Diversity, Equity, and Inclusion
We stand together.
All members of our community unite in solidarity with support and love.
Our students understand and embrace the strength of community. We believe that diversity, equity, and inclusion provide the catalysts for fostering mindsets that lead to educational and personal excellence. We recognize that diversity offers the most dynamic environment for students to thrive when inclusion and equity are at the heart of our efforts. Our goal is a celebration of the unique and varied contributions each of us makes to this community, rather than a tolerance of differences.
FH values and celebrates the diversity and inclusion that enriches our society through the customs, traditions, languages, and perspectives of people of different cultures, religions, races, genders, sexual orientations, ages, abilities, ethnicities, and socioeconomic groups.

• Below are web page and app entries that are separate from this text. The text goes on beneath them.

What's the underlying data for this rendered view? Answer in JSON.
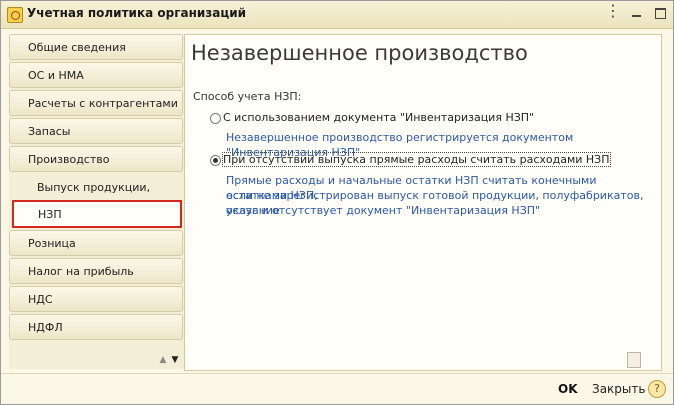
{
  "window": {
    "title": "Учетная политика организаций",
    "more_glyph": "⋮",
    "minimize_label": "",
    "maximize_label": ""
  },
  "sidebar": {
    "items": [
      {
        "label": "Общие сведения"
      },
      {
        "label": "ОС и НМА"
      },
      {
        "label": "Расчеты с контрагентами"
      },
      {
        "label": "Запасы"
      },
      {
        "label": "Производство"
      },
      {
        "label": "Выпуск продукции, услуг"
      },
      {
        "label": "НЗП"
      },
      {
        "label": "Розница"
      },
      {
        "label": "Налог на прибыль"
      },
      {
        "label": "НДС"
      },
      {
        "label": "НДФЛ"
      }
    ],
    "scroll_up": "▲",
    "scroll_down": "▼"
  },
  "main": {
    "title": "Незавершенное производство",
    "group_label": "Способ учета НЗП:",
    "options": [
      {
        "label": "С использованием документа \"Инвентаризация НЗП\"",
        "hint": "Незавершенное производство регистрируется документом \"Инвентаризация НЗП\"",
        "selected": false
      },
      {
        "label": "При отсутствии выпуска прямые расходы считать расходами НЗП",
        "hint_lines": [
          "Прямые расходы и начальные остатки НЗП считать конечными остатками НЗП,",
          "если не зарегистрирован выпуск готовой продукции, полуфабрикатов, оказание",
          "услуг и отсутствует документ \"Инвентаризация НЗП\""
        ],
        "selected": true
      }
    ]
  },
  "footer": {
    "ok_label": "OK",
    "close_label": "Закрыть",
    "help_label": "?"
  },
  "colors": {
    "accent_red": "#d3281c",
    "hint_blue": "#2b58a6",
    "panel_bg": "#fbf7e6"
  }
}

At Far Hills, we strive to find a balance of empathy, understanding, and optimism in student learning and create a sense of responsibility and hope in their understanding of themselves as citizens of the world. Our daily expectation that the Far Hills community will be guided by the pillars of respect, responsibility, leadership, kindness, and honesty will serve the students well when exploring critical questions about our constantly changing and complex society. Our job as a community is to help children access these tools and skills and use them to be creative, compassionate, and responsible thinkers. We are committed to this work, and our mission of preparing students for success in the modern world. We stand with all members of our community in solidarity with support and love.
- Listen. We invite open communication with current students, parents, and alumni, many of whom have indicated their desire to share their concerns and stories and recommendations.
- Understand. We continue to review opportunities for faculty and student training in cultural competency that can begin internally and be followed by external training during the school year, reflective of age appropriateness.
- Reflect. We consider how can we ensure anti-bias curriculums for students so they learn to express themselves and their beliefs, to celebrate differences, and to recognize their connections to others in the world.
- Discuss. We provide opportunities for safe spaces where students are seen, valued, cared for, and respected. We allow students and parents to engage in age-appropriate conversations and discussions on diversity, equity, and inclusion topics.
- Collaborate. We empower all constituencies with common language and practices to promote anti-bias concepts in order to create safe, respectful, and equitable classroom and school environments for all community members.
Our faculty and staff are committed to expanding our diversity, equity, and inclusion work. At Far Hills, we:
- train with The Glasgow Group
- participate in the Widening the Lens Conference
- participate in a wide variety of professional growth opportunities, including leadership participation in a peer discussion to be facilitated by Tiffany Taylor Smith on June 9, 2020
Through self-reflection, discussion, and initiative, our students can challenge inequity and push each other to be more empathic and thoughtful. More than ever, we need young people who can think critically, debate thoughtfully, and question appropriately. Present-day issues have created the demand for researchers and scientists and the need for responsible activists and citizens committed to education and dialogue.
Far Hills students:
- participate in the Anti-Defamation League's No Place for Hate Initiative
- engage with a variety of assemblies that address a wide range of cultures
- participate in service-learning with non-profit organizations in the local community
- benefit from Advising Groups in Upper School to provide a safe space for questions and dialogue
While much is uncertain, we do know that part of the solution starts with education. To that end, see below for some age-appropriate resources that may support you and your family.
- Teaching Tolerance
- Talking to Kids About Race
- How to Educate Your Children on Protests & Riots
- George Floyd. Ahmaud Arbery. Breonna Taylor. What Do We Tell Our Children?
- Helping Kids Process Violence, Trauma, and Race in a World of Nonstop News
- How White Parents Can Use Media to Raise Anti-Racist Kids
- Beyond the Golden Rule
- Books for Children and Young Adults that have won the Coretta Scott King Book Award
- The Conscious Kid
- The Conscious Kid on Instagram
- Teaching Young Children About Bias, Diversity, and Social Justice
- 20 Picture Books for 2020: Readings to Embrace Race, Provide Solace & Do Good
- Schomburg's Black Liberation List for Kids
- What does it mean to be anti-racist?
- Resources for White People to Learn and Talk about Race and Racism
- Georgia Zaiser's June 1, 2020 letter to the community
- Transgender Awareness Week
Far Hills faculty and staff are reading:
- Blindspot by Mahzarin Banaji
- Biased by Jennifer Eberhardt
- Caste: The Origins of Our Discontents by Isabel Wilkerson
- Disability Visibility: First-Person Stories from the Twenty-First Century by Alice Wong
- New Kid by Jerry Craft
- Stamped From the Beginning by Ibram X Kendi
- The Person You Mean to Be: How Good People Fight Bias by Dolly Chugh
- Waking Up White by Debby Irving
- Why Are All the Black Kids Sitting Together In the Cafeteria by Beverly Daniel Tatum